(Your task): When you have gone through the records, report how many lines include "return", giving the number and nothing more.

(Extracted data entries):
┄┄┄┄┄┄┄┄┄┄┄┄┄┄┄┄┄┄┄┄

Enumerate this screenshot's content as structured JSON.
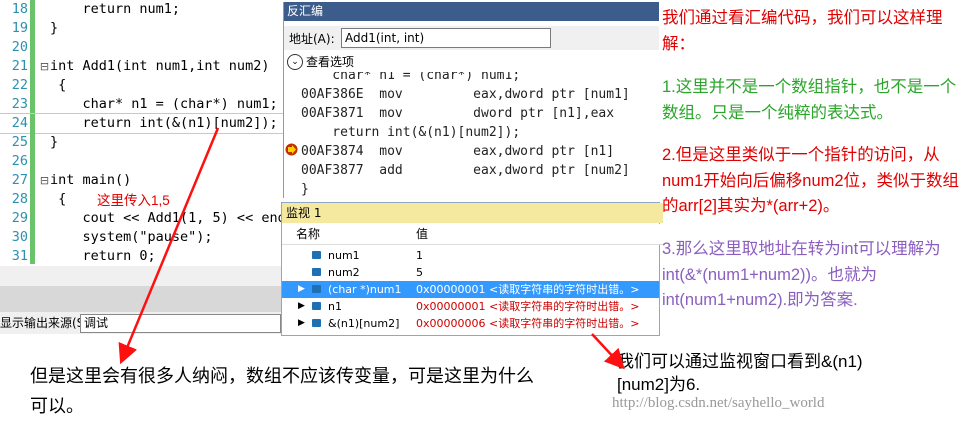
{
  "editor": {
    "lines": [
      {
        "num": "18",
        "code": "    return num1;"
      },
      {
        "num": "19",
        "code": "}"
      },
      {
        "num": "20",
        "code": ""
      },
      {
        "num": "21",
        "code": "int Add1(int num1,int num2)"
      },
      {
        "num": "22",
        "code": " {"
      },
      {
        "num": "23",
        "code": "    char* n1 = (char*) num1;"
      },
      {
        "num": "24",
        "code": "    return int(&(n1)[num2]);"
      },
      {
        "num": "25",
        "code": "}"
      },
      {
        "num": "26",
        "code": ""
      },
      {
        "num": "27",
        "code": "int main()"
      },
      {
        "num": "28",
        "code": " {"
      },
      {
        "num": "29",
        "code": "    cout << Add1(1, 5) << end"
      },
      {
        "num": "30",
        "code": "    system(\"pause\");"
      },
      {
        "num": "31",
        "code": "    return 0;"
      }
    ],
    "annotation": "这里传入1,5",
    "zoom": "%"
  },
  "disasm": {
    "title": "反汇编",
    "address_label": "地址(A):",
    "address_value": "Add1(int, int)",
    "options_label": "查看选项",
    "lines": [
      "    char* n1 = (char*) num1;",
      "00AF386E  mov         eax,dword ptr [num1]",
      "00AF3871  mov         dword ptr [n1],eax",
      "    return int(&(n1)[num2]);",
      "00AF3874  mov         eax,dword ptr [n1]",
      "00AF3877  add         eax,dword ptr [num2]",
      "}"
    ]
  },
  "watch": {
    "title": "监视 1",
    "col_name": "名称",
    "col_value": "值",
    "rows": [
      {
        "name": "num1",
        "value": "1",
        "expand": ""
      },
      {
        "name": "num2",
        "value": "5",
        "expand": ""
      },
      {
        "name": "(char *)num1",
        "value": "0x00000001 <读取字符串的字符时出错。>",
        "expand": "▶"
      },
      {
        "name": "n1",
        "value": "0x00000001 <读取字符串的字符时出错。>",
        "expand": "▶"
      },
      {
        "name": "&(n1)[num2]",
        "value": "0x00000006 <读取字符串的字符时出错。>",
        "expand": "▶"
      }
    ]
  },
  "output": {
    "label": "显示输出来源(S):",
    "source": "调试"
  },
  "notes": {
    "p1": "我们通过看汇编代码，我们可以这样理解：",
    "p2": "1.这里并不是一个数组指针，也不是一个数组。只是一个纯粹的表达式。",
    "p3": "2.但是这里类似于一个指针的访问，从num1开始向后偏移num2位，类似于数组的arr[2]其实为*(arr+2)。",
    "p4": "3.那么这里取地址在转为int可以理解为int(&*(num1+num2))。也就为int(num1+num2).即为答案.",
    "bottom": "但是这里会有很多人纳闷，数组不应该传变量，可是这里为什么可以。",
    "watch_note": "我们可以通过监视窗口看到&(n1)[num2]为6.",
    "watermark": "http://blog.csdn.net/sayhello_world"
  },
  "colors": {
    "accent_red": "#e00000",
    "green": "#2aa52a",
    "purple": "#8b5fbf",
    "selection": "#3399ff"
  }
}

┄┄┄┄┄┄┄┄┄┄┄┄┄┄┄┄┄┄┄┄

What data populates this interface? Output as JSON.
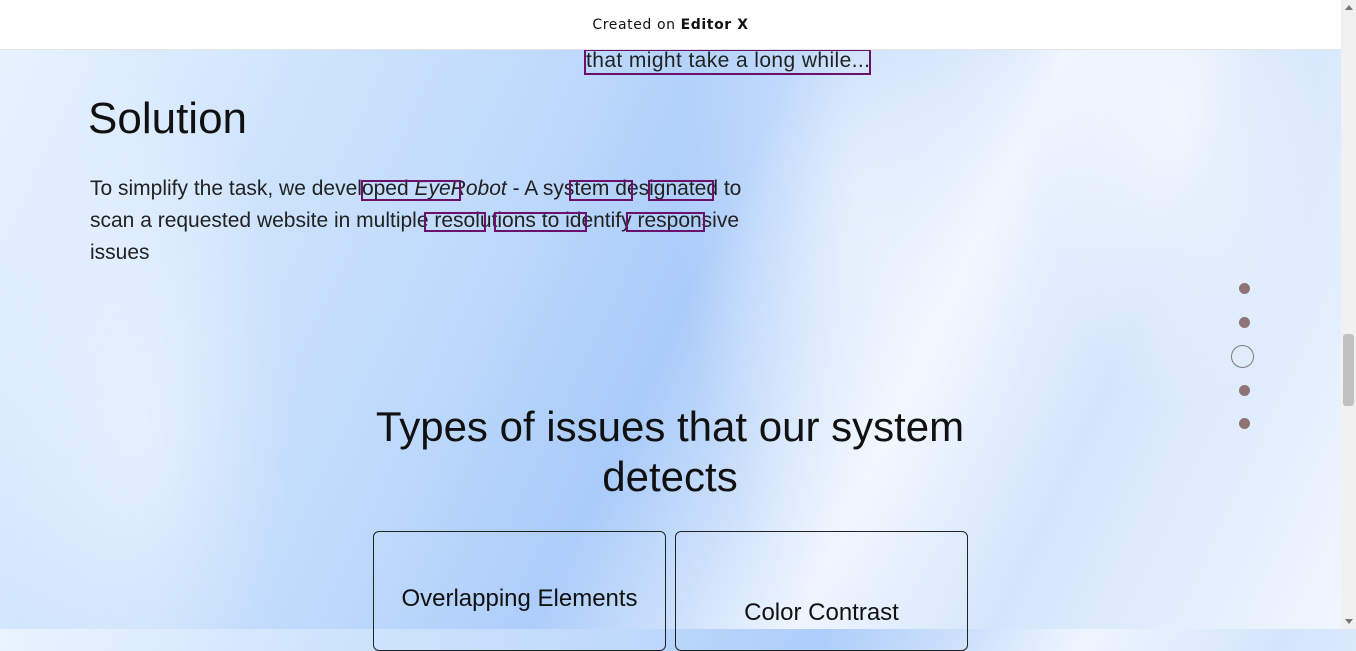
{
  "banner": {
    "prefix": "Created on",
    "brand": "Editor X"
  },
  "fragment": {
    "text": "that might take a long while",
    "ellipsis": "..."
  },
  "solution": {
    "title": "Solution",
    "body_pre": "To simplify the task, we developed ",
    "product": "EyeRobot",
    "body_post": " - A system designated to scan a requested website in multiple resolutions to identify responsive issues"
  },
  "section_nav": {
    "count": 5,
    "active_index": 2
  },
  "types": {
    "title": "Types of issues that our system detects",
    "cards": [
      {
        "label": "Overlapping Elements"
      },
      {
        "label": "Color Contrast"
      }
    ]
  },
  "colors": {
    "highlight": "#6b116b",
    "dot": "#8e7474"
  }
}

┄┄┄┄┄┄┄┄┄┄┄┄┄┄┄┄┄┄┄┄

(Exercise answer): 4